◆ **EXERCISE INSTRUCTIONS**
Whenever a line in the data holds the string "this", copy that line.

-------- PROVIDED DATA

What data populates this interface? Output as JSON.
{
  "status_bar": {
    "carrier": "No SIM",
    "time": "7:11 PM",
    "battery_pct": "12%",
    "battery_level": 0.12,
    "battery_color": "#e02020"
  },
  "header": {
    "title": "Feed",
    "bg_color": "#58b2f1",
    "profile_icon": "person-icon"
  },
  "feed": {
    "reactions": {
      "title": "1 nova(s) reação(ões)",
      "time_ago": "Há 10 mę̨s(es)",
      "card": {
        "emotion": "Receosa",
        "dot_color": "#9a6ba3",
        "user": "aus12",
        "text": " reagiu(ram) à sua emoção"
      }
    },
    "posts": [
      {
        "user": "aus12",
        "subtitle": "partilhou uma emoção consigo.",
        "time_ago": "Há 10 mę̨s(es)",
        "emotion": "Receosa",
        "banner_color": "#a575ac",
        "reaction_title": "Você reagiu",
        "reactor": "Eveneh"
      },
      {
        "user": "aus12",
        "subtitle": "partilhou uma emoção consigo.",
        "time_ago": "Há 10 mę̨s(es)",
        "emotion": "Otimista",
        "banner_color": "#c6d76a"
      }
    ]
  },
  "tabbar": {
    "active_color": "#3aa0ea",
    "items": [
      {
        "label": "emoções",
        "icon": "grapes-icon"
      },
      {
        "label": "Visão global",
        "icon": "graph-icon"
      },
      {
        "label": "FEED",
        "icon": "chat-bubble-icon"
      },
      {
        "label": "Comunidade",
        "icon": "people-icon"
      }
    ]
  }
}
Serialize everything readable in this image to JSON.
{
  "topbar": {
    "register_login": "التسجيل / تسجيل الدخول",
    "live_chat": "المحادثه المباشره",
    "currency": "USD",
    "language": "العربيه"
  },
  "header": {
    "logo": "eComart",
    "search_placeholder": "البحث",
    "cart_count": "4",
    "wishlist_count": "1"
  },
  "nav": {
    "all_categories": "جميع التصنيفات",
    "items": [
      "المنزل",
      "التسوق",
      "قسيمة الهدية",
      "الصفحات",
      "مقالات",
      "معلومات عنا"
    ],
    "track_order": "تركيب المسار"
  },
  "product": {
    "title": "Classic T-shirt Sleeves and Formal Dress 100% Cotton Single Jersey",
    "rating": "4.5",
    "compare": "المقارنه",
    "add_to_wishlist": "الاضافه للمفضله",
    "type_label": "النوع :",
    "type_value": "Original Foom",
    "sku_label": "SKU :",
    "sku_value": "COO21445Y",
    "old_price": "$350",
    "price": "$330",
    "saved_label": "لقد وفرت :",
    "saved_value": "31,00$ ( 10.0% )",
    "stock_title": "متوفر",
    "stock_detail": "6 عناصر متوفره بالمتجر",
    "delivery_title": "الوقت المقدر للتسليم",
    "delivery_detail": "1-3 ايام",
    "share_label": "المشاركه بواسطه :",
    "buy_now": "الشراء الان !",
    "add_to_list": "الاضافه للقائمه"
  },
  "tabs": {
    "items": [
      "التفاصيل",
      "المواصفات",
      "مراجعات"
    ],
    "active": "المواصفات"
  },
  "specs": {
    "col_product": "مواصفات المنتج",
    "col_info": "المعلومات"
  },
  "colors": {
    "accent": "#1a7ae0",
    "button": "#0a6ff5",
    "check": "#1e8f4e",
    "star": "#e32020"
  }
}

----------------

◆ **YOUR RESPONSE**
What data populates this interface? Output as JSON.
Serialize everything readable in this image to JSON.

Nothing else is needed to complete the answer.